As tea tree oil tends to be quite drying since its antiseptic properties are highly effective at removing dirt and bacteria from the surface of the skin but they also draw moisture away from the area as well.

Is It Safe To Put Tea Tree Oil On Lips

Is it safe to use tea tree mouthwash?

Yes, using tea tree mouthwash is safe and can help freshen breath while providing antibacterial protection.

However, it should be noted that tea tree oil can cause skin irritation or allergic reactions in some people so it should be used with caution.

Are there any negatives of using tea tree oil? When should you not use tea tree oil?

Tea tree oil should generally be avoided in infants and young children. Some people may experience skin irritation or an allergic reaction when using tea tree oil, particularly if it is undiluted.

It can also cause nausea and vomiting when taken internally.
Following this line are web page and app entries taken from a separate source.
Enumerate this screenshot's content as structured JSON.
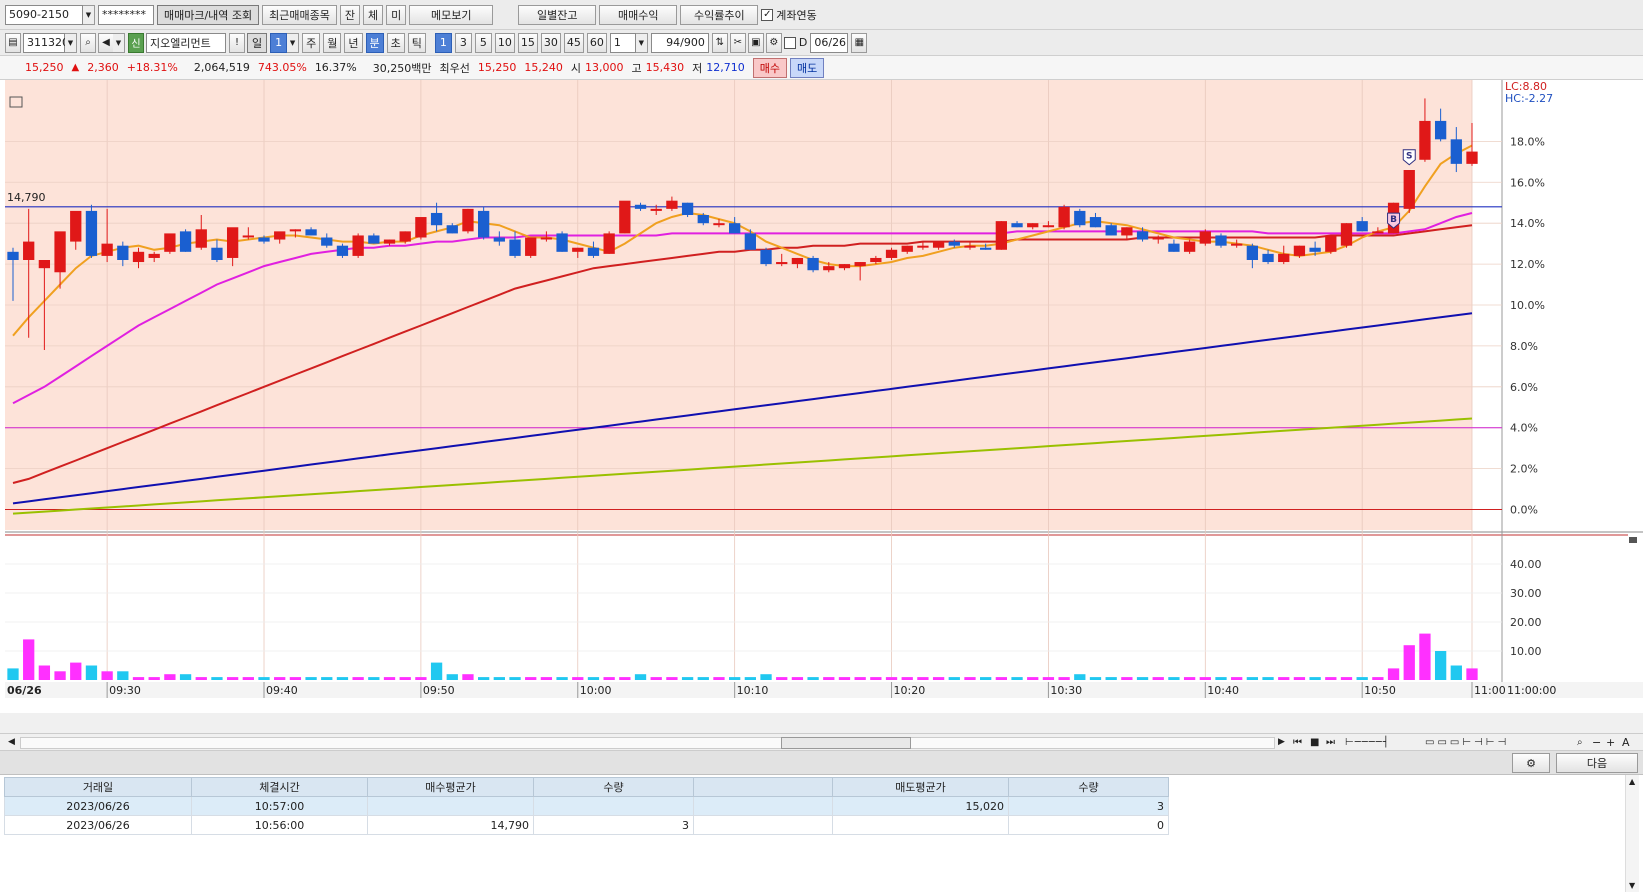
{
  "toolbar1": {
    "account": "5090-2150",
    "password": "********",
    "buttons": [
      "매매마크/내역 조회",
      "최근매매종목",
      "잔",
      "체",
      "미",
      "메모보기",
      "일별잔고",
      "매매수익",
      "수익률추이"
    ],
    "link_label": "계좌연동"
  },
  "toolbar2": {
    "code": "311320",
    "badge": "신",
    "name": "지오엘리먼트",
    "alert": "!",
    "periods": [
      "일",
      "1",
      "주",
      "월",
      "년",
      "분",
      "초",
      "틱"
    ],
    "intervals": [
      "1",
      "3",
      "5",
      "10",
      "15",
      "30",
      "45",
      "60"
    ],
    "unit_value": "1",
    "count": "94/900",
    "d_label": "D",
    "date": "06/26"
  },
  "infobar": {
    "price": "15,250",
    "change": "2,360",
    "change_pct": "+18.31%",
    "volume": "2,064,519",
    "vol_ratio": "743.05%",
    "turnover": "16.37%",
    "amount": "30,250백만",
    "quote_label": "최우선",
    "ask": "15,250",
    "bid": "15,240",
    "open_label": "시",
    "open": "13,000",
    "high_label": "고",
    "high": "15,430",
    "low_label": "저",
    "low": "12,710",
    "buy_label": "매수",
    "sell_label": "매도"
  },
  "chart": {
    "ref_line_label": "14,790",
    "lc_label": "LC:8.80",
    "hc_label": "HC:-2.27",
    "date_label": "06/26",
    "price_ticks": [
      "18.0%",
      "16.0%",
      "14.0%",
      "12.0%",
      "10.0%",
      "8.0%",
      "6.0%",
      "4.0%",
      "2.0%",
      "0.0%"
    ],
    "volume_ticks": [
      "40.00",
      "30.00",
      "20.00",
      "10.00"
    ],
    "time_ticks": [
      "09:30",
      "09:40",
      "09:50",
      "10:00",
      "10:10",
      "10:20",
      "10:30",
      "10:40",
      "10:50",
      "11:00",
      "11:00:00"
    ],
    "marker_sell": "S",
    "marker_buy": "B",
    "colors": {
      "up": "#e01818",
      "down": "#1a5fd0",
      "ma5": "#f0a020",
      "ma20": "#e020e0",
      "ma60": "#d02020",
      "ma120": "#1010b0",
      "ma240": "#9ac000"
    }
  },
  "chart_data": {
    "type": "candlestick",
    "candles": [
      {
        "o": 12.6,
        "h": 12.8,
        "l": 10.2,
        "c": 12.2
      },
      {
        "o": 12.2,
        "h": 14.7,
        "l": 8.4,
        "c": 13.1
      },
      {
        "o": 11.8,
        "h": 12.1,
        "l": 7.8,
        "c": 12.2
      },
      {
        "o": 11.6,
        "h": 12.8,
        "l": 10.8,
        "c": 13.6
      },
      {
        "o": 13.1,
        "h": 14.3,
        "l": 12.7,
        "c": 14.6
      },
      {
        "o": 14.6,
        "h": 14.9,
        "l": 12.3,
        "c": 12.4
      },
      {
        "o": 12.4,
        "h": 14.7,
        "l": 12.1,
        "c": 13.0
      },
      {
        "o": 12.9,
        "h": 13.1,
        "l": 11.9,
        "c": 12.2
      },
      {
        "o": 12.1,
        "h": 12.8,
        "l": 11.8,
        "c": 12.6
      },
      {
        "o": 12.3,
        "h": 12.6,
        "l": 12.1,
        "c": 12.5
      },
      {
        "o": 12.6,
        "h": 13.3,
        "l": 12.5,
        "c": 13.5
      },
      {
        "o": 13.6,
        "h": 13.7,
        "l": 12.6,
        "c": 12.6
      },
      {
        "o": 12.8,
        "h": 14.4,
        "l": 12.7,
        "c": 13.7
      },
      {
        "o": 12.8,
        "h": 13.2,
        "l": 12.1,
        "c": 12.2
      },
      {
        "o": 12.3,
        "h": 12.5,
        "l": 11.9,
        "c": 13.8
      },
      {
        "o": 13.4,
        "h": 13.8,
        "l": 13.2,
        "c": 13.4
      },
      {
        "o": 13.3,
        "h": 13.4,
        "l": 13.0,
        "c": 13.1
      },
      {
        "o": 13.2,
        "h": 13.4,
        "l": 13.0,
        "c": 13.6
      },
      {
        "o": 13.6,
        "h": 13.7,
        "l": 13.3,
        "c": 13.7
      },
      {
        "o": 13.7,
        "h": 13.8,
        "l": 13.4,
        "c": 13.4
      },
      {
        "o": 13.3,
        "h": 13.5,
        "l": 12.8,
        "c": 12.9
      },
      {
        "o": 12.9,
        "h": 13.0,
        "l": 12.3,
        "c": 12.4
      },
      {
        "o": 12.4,
        "h": 13.5,
        "l": 12.3,
        "c": 13.4
      },
      {
        "o": 13.4,
        "h": 13.5,
        "l": 13.0,
        "c": 13.0
      },
      {
        "o": 13.0,
        "h": 13.2,
        "l": 12.9,
        "c": 13.2
      },
      {
        "o": 13.1,
        "h": 13.6,
        "l": 13.0,
        "c": 13.6
      },
      {
        "o": 13.3,
        "h": 13.9,
        "l": 13.2,
        "c": 14.3
      },
      {
        "o": 14.5,
        "h": 15.0,
        "l": 13.6,
        "c": 13.9
      },
      {
        "o": 13.9,
        "h": 14.0,
        "l": 13.5,
        "c": 13.5
      },
      {
        "o": 13.6,
        "h": 14.7,
        "l": 13.5,
        "c": 14.7
      },
      {
        "o": 14.6,
        "h": 14.8,
        "l": 13.2,
        "c": 13.3
      },
      {
        "o": 13.3,
        "h": 13.6,
        "l": 12.9,
        "c": 13.1
      },
      {
        "o": 13.2,
        "h": 13.6,
        "l": 12.3,
        "c": 12.4
      },
      {
        "o": 12.4,
        "h": 13.2,
        "l": 12.3,
        "c": 13.3
      },
      {
        "o": 13.3,
        "h": 13.6,
        "l": 13.1,
        "c": 13.3
      },
      {
        "o": 13.5,
        "h": 13.6,
        "l": 12.6,
        "c": 12.6
      },
      {
        "o": 12.6,
        "h": 12.8,
        "l": 12.3,
        "c": 12.8
      },
      {
        "o": 12.8,
        "h": 13.1,
        "l": 12.3,
        "c": 12.4
      },
      {
        "o": 12.5,
        "h": 13.6,
        "l": 12.5,
        "c": 13.5
      },
      {
        "o": 13.5,
        "h": 14.6,
        "l": 13.5,
        "c": 15.1
      },
      {
        "o": 14.9,
        "h": 15.0,
        "l": 14.6,
        "c": 14.7
      },
      {
        "o": 14.6,
        "h": 14.9,
        "l": 14.4,
        "c": 14.7
      },
      {
        "o": 14.7,
        "h": 15.3,
        "l": 14.6,
        "c": 15.1
      },
      {
        "o": 15.0,
        "h": 15.0,
        "l": 14.3,
        "c": 14.4
      },
      {
        "o": 14.4,
        "h": 14.5,
        "l": 13.9,
        "c": 14.0
      },
      {
        "o": 14.0,
        "h": 14.2,
        "l": 13.8,
        "c": 14.0
      },
      {
        "o": 14.0,
        "h": 14.3,
        "l": 13.5,
        "c": 13.5
      },
      {
        "o": 13.5,
        "h": 13.7,
        "l": 12.7,
        "c": 12.7
      },
      {
        "o": 12.7,
        "h": 12.8,
        "l": 11.9,
        "c": 12.0
      },
      {
        "o": 12.0,
        "h": 12.5,
        "l": 11.9,
        "c": 12.1
      },
      {
        "o": 12.0,
        "h": 12.3,
        "l": 11.8,
        "c": 12.3
      },
      {
        "o": 12.3,
        "h": 12.4,
        "l": 11.6,
        "c": 11.7
      },
      {
        "o": 11.7,
        "h": 12.1,
        "l": 11.6,
        "c": 11.9
      },
      {
        "o": 11.8,
        "h": 12.0,
        "l": 11.7,
        "c": 12.0
      },
      {
        "o": 11.9,
        "h": 12.1,
        "l": 11.2,
        "c": 12.1
      },
      {
        "o": 12.1,
        "h": 12.4,
        "l": 12.0,
        "c": 12.3
      },
      {
        "o": 12.3,
        "h": 12.8,
        "l": 12.2,
        "c": 12.7
      },
      {
        "o": 12.6,
        "h": 12.9,
        "l": 12.5,
        "c": 12.9
      },
      {
        "o": 12.9,
        "h": 13.1,
        "l": 12.7,
        "c": 12.9
      },
      {
        "o": 12.8,
        "h": 13.1,
        "l": 12.7,
        "c": 13.1
      },
      {
        "o": 13.1,
        "h": 13.2,
        "l": 12.8,
        "c": 12.9
      },
      {
        "o": 12.9,
        "h": 13.1,
        "l": 12.7,
        "c": 12.9
      },
      {
        "o": 12.8,
        "h": 13.0,
        "l": 12.7,
        "c": 12.7
      },
      {
        "o": 12.7,
        "h": 14.1,
        "l": 12.7,
        "c": 14.1
      },
      {
        "o": 14.0,
        "h": 14.1,
        "l": 13.8,
        "c": 13.8
      },
      {
        "o": 13.8,
        "h": 14.0,
        "l": 13.7,
        "c": 14.0
      },
      {
        "o": 13.9,
        "h": 14.1,
        "l": 13.8,
        "c": 13.9
      },
      {
        "o": 13.8,
        "h": 14.9,
        "l": 13.7,
        "c": 14.8
      },
      {
        "o": 14.6,
        "h": 14.7,
        "l": 13.8,
        "c": 13.9
      },
      {
        "o": 14.3,
        "h": 14.5,
        "l": 13.8,
        "c": 13.8
      },
      {
        "o": 13.9,
        "h": 14.0,
        "l": 13.4,
        "c": 13.4
      },
      {
        "o": 13.4,
        "h": 13.8,
        "l": 13.2,
        "c": 13.8
      },
      {
        "o": 13.6,
        "h": 13.8,
        "l": 13.1,
        "c": 13.2
      },
      {
        "o": 13.3,
        "h": 13.4,
        "l": 13.0,
        "c": 13.3
      },
      {
        "o": 13.0,
        "h": 13.2,
        "l": 12.6,
        "c": 12.6
      },
      {
        "o": 12.6,
        "h": 13.2,
        "l": 12.5,
        "c": 13.1
      },
      {
        "o": 13.0,
        "h": 13.7,
        "l": 12.9,
        "c": 13.6
      },
      {
        "o": 13.4,
        "h": 13.5,
        "l": 12.8,
        "c": 12.9
      },
      {
        "o": 12.9,
        "h": 13.2,
        "l": 12.8,
        "c": 13.0
      },
      {
        "o": 12.9,
        "h": 13.0,
        "l": 11.8,
        "c": 12.2
      },
      {
        "o": 12.5,
        "h": 12.7,
        "l": 12.0,
        "c": 12.1
      },
      {
        "o": 12.1,
        "h": 12.9,
        "l": 12.0,
        "c": 12.5
      },
      {
        "o": 12.4,
        "h": 12.9,
        "l": 12.3,
        "c": 12.9
      },
      {
        "o": 12.8,
        "h": 13.1,
        "l": 12.4,
        "c": 12.6
      },
      {
        "o": 12.6,
        "h": 13.4,
        "l": 12.5,
        "c": 13.4
      },
      {
        "o": 12.9,
        "h": 14.0,
        "l": 12.8,
        "c": 14.0
      },
      {
        "o": 14.1,
        "h": 14.3,
        "l": 13.6,
        "c": 13.6
      },
      {
        "o": 13.6,
        "h": 13.8,
        "l": 13.5,
        "c": 13.6
      },
      {
        "o": 13.5,
        "h": 15.0,
        "l": 13.5,
        "c": 15.0
      },
      {
        "o": 14.7,
        "h": 16.6,
        "l": 14.5,
        "c": 16.6
      },
      {
        "o": 17.1,
        "h": 20.1,
        "l": 17.0,
        "c": 19.0
      },
      {
        "o": 19.0,
        "h": 19.6,
        "l": 18.0,
        "c": 18.1
      },
      {
        "o": 18.1,
        "h": 18.7,
        "l": 16.5,
        "c": 16.9
      },
      {
        "o": 16.9,
        "h": 18.9,
        "l": 16.8,
        "c": 17.5
      }
    ],
    "volume": [
      4,
      14,
      5,
      3,
      6,
      5,
      3,
      3,
      1,
      1,
      2,
      2,
      1,
      1,
      1,
      1,
      1,
      1,
      1,
      1,
      1,
      1,
      1,
      1,
      1,
      1,
      1,
      6,
      2,
      2,
      1,
      1,
      1,
      1,
      1,
      1,
      1,
      1,
      1,
      1,
      2,
      1,
      1,
      1,
      1,
      1,
      1,
      1,
      2,
      1,
      1,
      1,
      1,
      1,
      1,
      1,
      1,
      1,
      1,
      1,
      1,
      1,
      1,
      1,
      1,
      1,
      1,
      1,
      2,
      1,
      1,
      1,
      1,
      1,
      1,
      1,
      1,
      1,
      1,
      1,
      1,
      1,
      1,
      1,
      1,
      1,
      1,
      1,
      4,
      12,
      16,
      10,
      5,
      4
    ],
    "ma_lines": {
      "ma5": [
        8.5,
        9.4,
        10.2,
        11.0,
        11.8,
        12.4,
        12.6,
        12.8,
        12.9,
        12.7,
        12.8,
        13.0,
        13.1,
        13.2,
        13.1,
        13.2,
        13.3,
        13.4,
        13.4,
        13.3,
        13.2,
        13.1,
        13.1,
        13.0,
        13.1,
        13.1,
        13.4,
        13.6,
        13.8,
        14.1,
        14.0,
        13.9,
        13.6,
        13.3,
        13.3,
        13.2,
        13.0,
        12.8,
        12.6,
        13.0,
        13.5,
        14.0,
        14.3,
        14.5,
        14.4,
        14.2,
        14.0,
        13.6,
        13.1,
        12.8,
        12.5,
        12.2,
        12.0,
        11.9,
        11.9,
        12.0,
        12.1,
        12.3,
        12.4,
        12.6,
        12.8,
        12.9,
        12.9,
        13.0,
        13.2,
        13.4,
        13.6,
        13.8,
        14.0,
        14.1,
        14.0,
        13.9,
        13.7,
        13.5,
        13.3,
        13.2,
        13.1,
        13.1,
        13.0,
        12.9,
        12.7,
        12.5,
        12.4,
        12.5,
        12.6,
        12.9,
        13.3,
        13.6,
        13.8,
        14.6,
        15.8,
        16.9,
        17.4,
        17.8
      ],
      "ma20": [
        5.2,
        5.6,
        6.0,
        6.5,
        7.0,
        7.5,
        8.0,
        8.5,
        9.0,
        9.4,
        9.8,
        10.2,
        10.6,
        11.0,
        11.3,
        11.6,
        11.9,
        12.1,
        12.3,
        12.5,
        12.6,
        12.7,
        12.8,
        12.8,
        12.9,
        12.9,
        13.0,
        13.1,
        13.1,
        13.2,
        13.3,
        13.3,
        13.3,
        13.4,
        13.4,
        13.4,
        13.4,
        13.4,
        13.4,
        13.4,
        13.4,
        13.4,
        13.5,
        13.5,
        13.5,
        13.5,
        13.5,
        13.5,
        13.5,
        13.5,
        13.5,
        13.5,
        13.5,
        13.5,
        13.5,
        13.5,
        13.5,
        13.5,
        13.5,
        13.5,
        13.5,
        13.5,
        13.5,
        13.5,
        13.6,
        13.6,
        13.6,
        13.6,
        13.6,
        13.6,
        13.6,
        13.6,
        13.6,
        13.6,
        13.6,
        13.6,
        13.6,
        13.6,
        13.6,
        13.6,
        13.5,
        13.5,
        13.5,
        13.5,
        13.5,
        13.5,
        13.5,
        13.5,
        13.5,
        13.6,
        13.7,
        14.0,
        14.3,
        14.5
      ],
      "ma60": [
        1.3,
        1.5,
        1.8,
        2.1,
        2.4,
        2.7,
        3.0,
        3.3,
        3.6,
        3.9,
        4.2,
        4.5,
        4.8,
        5.1,
        5.4,
        5.7,
        6.0,
        6.3,
        6.6,
        6.9,
        7.2,
        7.5,
        7.8,
        8.1,
        8.4,
        8.7,
        9.0,
        9.3,
        9.6,
        9.9,
        10.2,
        10.5,
        10.8,
        11.0,
        11.2,
        11.4,
        11.6,
        11.8,
        11.9,
        12.0,
        12.1,
        12.2,
        12.3,
        12.4,
        12.5,
        12.6,
        12.6,
        12.7,
        12.7,
        12.8,
        12.8,
        12.9,
        12.9,
        12.9,
        13.0,
        13.0,
        13.0,
        13.0,
        13.1,
        13.1,
        13.1,
        13.1,
        13.1,
        13.1,
        13.2,
        13.2,
        13.2,
        13.2,
        13.2,
        13.2,
        13.2,
        13.2,
        13.3,
        13.3,
        13.3,
        13.3,
        13.3,
        13.3,
        13.3,
        13.3,
        13.3,
        13.3,
        13.3,
        13.3,
        13.4,
        13.4,
        13.4,
        13.4,
        13.4,
        13.5,
        13.6,
        13.7,
        13.8,
        13.9
      ],
      "ma120": [
        0.3,
        0.4,
        0.5,
        0.6,
        0.7,
        0.8,
        0.9,
        1.0,
        1.1,
        1.2,
        1.3,
        1.4,
        1.5,
        1.6,
        1.7,
        1.8,
        1.9,
        2.0,
        2.1,
        2.2,
        2.3,
        2.4,
        2.5,
        2.6,
        2.7,
        2.8,
        2.9,
        3.0,
        3.1,
        3.2,
        3.3,
        3.4,
        3.5,
        3.6,
        3.7,
        3.8,
        3.9,
        4.0,
        4.1,
        4.2,
        4.3,
        4.4,
        4.5,
        4.6,
        4.7,
        4.8,
        4.9,
        5.0,
        5.1,
        5.2,
        5.3,
        5.4,
        5.5,
        5.6,
        5.7,
        5.8,
        5.9,
        6.0,
        6.1,
        6.2,
        6.3,
        6.4,
        6.5,
        6.6,
        6.7,
        6.8,
        6.9,
        7.0,
        7.1,
        7.2,
        7.3,
        7.4,
        7.5,
        7.6,
        7.7,
        7.8,
        7.9,
        8.0,
        8.1,
        8.2,
        8.3,
        8.4,
        8.5,
        8.6,
        8.7,
        8.8,
        8.9,
        9.0,
        9.1,
        9.2,
        9.3,
        9.4,
        9.5,
        9.6
      ],
      "ma240": [
        -0.2,
        -0.15,
        -0.1,
        -0.05,
        0,
        0.05,
        0.1,
        0.15,
        0.2,
        0.25,
        0.3,
        0.35,
        0.4,
        0.45,
        0.5,
        0.55,
        0.6,
        0.65,
        0.7,
        0.75,
        0.8,
        0.85,
        0.9,
        0.95,
        1.0,
        1.05,
        1.1,
        1.15,
        1.2,
        1.25,
        1.3,
        1.35,
        1.4,
        1.45,
        1.5,
        1.55,
        1.6,
        1.65,
        1.7,
        1.75,
        1.8,
        1.85,
        1.9,
        1.95,
        2.0,
        2.05,
        2.1,
        2.15,
        2.2,
        2.25,
        2.3,
        2.35,
        2.4,
        2.45,
        2.5,
        2.55,
        2.6,
        2.65,
        2.7,
        2.75,
        2.8,
        2.85,
        2.9,
        2.95,
        3.0,
        3.05,
        3.1,
        3.15,
        3.2,
        3.25,
        3.3,
        3.35,
        3.4,
        3.45,
        3.5,
        3.55,
        3.6,
        3.65,
        3.7,
        3.75,
        3.8,
        3.85,
        3.9,
        3.95,
        4.0,
        4.05,
        4.1,
        4.15,
        4.2,
        4.25,
        4.3,
        4.35,
        4.4,
        4.45
      ]
    },
    "ylim": [
      -1.0,
      21.0
    ],
    "volume_ylim": [
      0,
      50
    ],
    "grid": true
  },
  "scroll": {
    "next_label": "다음"
  },
  "trades": {
    "headers": [
      "거래일",
      "체결시간",
      "매수평균가",
      "수량",
      "",
      "매도평균가",
      "수량"
    ],
    "rows": [
      [
        "2023/06/26",
        "10:57:00",
        "",
        "",
        "",
        "15,020",
        "3"
      ],
      [
        "2023/06/26",
        "10:56:00",
        "14,790",
        "3",
        "",
        "",
        "0"
      ]
    ]
  }
}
Pregnant women should avoid ingesting tea tree oil due to its potential for causing uterine contractions.

People with conditions such as eczema, dermatitis, psoriasis, and other sensitive skin conditions should talk to a healthcare provider before considering the use of tea tree oil.

When does tea tree oil expire?

Tea tree oil is an essential oil that has natural preservatives, which makes it shelf-stable for a long time.

It can last up to two years unopened, and once opened, it should be used within 6 months.

Be sure to check the label of your bottle for an exact expiry date, as some oils may have shorter shelf lives than others.

If the aroma or color of the tea tree oil changes, it’s probably expired – discard any discolored or rancid smelling bottles immediately.

Is It Safe To Put Tea Tree Oil On Lips

Can You Use Tea Tree Oil for Cold Sores?

Tea tree oil is not recommended as a treatment for cold sores.

While some people have found it to be helpful, there is no scientific evidence that tea tree oil can effectively treat cold sores.


Tea tree oil has a range of uses, but is it safe to put tea tree oil on lips? 

Tea tree oil has many positive benefits for the skin such as reducing inflammation and fighting infection.

It has been used traditionally for centuries to treat different skin ailments, however due to its potency, it should be used with caution.

Diluting the oil with a carrier oil before use may decrease any potential risk or side effects.

Tea Tree Oil is effective for treating cold sores, treating acne and mouth ulcers when applied topically in diluted form; however, more research is needed to determine its full effectiveness for these conditions.